::: Supplied material :::

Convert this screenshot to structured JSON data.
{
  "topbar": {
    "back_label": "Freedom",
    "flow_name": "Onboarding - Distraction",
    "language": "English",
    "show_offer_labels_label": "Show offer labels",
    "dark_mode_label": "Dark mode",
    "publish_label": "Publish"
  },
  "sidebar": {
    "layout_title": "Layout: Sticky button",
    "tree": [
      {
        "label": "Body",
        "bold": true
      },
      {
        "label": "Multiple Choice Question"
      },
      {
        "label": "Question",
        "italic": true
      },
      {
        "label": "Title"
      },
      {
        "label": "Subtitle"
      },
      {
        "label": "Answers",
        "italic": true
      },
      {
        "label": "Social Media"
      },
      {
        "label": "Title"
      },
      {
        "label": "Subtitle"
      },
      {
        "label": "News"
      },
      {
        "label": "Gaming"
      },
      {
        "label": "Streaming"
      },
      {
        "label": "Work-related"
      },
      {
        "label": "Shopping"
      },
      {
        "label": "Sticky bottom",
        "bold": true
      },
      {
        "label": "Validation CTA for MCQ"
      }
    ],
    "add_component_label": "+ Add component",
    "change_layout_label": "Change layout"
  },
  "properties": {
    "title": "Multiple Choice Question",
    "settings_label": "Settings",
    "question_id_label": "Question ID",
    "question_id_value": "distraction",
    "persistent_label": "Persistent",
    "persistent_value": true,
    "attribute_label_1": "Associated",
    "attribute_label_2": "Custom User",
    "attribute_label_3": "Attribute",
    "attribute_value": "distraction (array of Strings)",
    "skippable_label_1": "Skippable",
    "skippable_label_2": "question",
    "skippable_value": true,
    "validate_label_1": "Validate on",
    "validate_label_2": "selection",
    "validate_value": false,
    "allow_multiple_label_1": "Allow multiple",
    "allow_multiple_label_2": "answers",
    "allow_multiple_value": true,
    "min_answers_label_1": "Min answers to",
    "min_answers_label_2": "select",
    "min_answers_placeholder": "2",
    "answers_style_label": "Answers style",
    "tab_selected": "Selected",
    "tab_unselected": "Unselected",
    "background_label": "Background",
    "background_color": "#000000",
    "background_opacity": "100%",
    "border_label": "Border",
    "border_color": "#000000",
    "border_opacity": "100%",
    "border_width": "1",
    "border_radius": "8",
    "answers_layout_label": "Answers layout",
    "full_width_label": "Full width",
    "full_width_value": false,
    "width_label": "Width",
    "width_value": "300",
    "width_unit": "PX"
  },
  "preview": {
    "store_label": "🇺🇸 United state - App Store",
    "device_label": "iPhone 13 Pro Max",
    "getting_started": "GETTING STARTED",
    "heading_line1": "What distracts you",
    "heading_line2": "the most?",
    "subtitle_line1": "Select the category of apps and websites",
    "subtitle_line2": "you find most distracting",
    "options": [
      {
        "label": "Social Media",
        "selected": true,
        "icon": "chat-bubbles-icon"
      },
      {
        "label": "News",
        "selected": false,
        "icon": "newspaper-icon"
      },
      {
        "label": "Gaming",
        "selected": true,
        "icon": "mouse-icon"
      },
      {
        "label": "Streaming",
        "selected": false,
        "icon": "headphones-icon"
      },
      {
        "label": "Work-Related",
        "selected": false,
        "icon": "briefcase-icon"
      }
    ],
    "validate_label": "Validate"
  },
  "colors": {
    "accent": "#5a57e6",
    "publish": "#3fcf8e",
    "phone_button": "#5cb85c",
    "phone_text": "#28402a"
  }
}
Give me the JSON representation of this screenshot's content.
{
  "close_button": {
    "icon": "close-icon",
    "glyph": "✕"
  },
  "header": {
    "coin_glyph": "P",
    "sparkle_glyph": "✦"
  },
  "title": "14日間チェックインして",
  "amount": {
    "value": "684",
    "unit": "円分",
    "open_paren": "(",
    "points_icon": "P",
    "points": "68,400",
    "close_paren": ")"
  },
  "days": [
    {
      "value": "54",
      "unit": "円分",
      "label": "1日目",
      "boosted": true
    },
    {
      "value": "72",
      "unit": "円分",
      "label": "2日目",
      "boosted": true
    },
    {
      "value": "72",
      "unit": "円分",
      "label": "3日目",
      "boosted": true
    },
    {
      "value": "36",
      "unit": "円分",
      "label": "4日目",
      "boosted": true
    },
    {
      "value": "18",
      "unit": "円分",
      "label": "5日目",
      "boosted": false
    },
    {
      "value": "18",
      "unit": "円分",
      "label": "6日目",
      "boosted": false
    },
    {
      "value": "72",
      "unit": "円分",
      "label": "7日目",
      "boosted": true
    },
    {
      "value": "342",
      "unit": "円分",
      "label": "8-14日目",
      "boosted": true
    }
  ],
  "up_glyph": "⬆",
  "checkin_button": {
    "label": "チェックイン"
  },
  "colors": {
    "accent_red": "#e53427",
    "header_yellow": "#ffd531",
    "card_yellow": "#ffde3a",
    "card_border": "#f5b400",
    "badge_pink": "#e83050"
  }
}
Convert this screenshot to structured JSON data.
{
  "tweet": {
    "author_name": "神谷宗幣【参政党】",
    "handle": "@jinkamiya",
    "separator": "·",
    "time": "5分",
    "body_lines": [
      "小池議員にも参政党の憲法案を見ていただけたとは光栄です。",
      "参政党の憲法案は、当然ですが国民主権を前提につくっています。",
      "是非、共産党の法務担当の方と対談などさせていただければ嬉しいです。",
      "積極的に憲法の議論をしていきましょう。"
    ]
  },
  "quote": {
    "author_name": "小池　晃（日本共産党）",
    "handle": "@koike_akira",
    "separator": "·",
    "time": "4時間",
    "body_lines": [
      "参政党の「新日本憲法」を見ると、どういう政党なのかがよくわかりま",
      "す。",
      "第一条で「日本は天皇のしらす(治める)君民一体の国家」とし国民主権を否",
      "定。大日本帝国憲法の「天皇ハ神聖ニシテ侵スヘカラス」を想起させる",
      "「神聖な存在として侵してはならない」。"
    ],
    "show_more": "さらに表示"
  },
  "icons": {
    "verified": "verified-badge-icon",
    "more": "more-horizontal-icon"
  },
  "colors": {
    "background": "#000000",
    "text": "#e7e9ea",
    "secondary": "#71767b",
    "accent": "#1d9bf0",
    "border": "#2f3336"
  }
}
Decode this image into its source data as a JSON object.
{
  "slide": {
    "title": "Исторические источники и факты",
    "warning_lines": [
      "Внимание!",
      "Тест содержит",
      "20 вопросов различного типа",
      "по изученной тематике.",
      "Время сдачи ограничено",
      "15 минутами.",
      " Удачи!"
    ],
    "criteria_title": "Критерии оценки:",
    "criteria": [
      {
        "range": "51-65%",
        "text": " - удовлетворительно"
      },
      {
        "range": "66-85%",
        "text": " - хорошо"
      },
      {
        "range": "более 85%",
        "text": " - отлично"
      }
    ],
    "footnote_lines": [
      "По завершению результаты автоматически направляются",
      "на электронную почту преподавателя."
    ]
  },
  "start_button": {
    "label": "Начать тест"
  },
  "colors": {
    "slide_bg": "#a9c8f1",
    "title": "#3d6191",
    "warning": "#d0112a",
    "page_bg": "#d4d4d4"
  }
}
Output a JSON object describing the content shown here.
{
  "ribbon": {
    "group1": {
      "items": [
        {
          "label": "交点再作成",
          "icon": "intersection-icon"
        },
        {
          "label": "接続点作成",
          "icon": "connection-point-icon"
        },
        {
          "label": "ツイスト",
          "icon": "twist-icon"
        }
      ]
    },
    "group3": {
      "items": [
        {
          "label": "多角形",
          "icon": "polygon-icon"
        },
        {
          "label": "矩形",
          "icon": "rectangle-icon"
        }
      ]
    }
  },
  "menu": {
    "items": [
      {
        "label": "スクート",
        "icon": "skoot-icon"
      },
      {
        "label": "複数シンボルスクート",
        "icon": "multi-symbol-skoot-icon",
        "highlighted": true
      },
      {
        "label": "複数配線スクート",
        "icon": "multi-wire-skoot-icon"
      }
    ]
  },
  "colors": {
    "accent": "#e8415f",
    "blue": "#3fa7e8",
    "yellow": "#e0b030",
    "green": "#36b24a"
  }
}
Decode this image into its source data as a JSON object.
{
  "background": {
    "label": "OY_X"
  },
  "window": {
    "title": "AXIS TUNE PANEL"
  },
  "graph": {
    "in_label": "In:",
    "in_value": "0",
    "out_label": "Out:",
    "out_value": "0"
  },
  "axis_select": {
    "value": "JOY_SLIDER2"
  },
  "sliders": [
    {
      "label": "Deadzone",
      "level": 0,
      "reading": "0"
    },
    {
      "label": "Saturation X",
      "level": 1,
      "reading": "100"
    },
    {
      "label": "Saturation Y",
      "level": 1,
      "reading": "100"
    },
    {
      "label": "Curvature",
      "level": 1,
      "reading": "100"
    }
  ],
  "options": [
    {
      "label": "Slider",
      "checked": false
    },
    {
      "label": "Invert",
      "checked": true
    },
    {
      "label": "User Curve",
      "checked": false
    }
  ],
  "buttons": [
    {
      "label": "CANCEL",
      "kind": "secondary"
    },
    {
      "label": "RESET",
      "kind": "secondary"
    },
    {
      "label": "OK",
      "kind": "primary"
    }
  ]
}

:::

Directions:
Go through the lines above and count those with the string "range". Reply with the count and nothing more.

Your solution:
3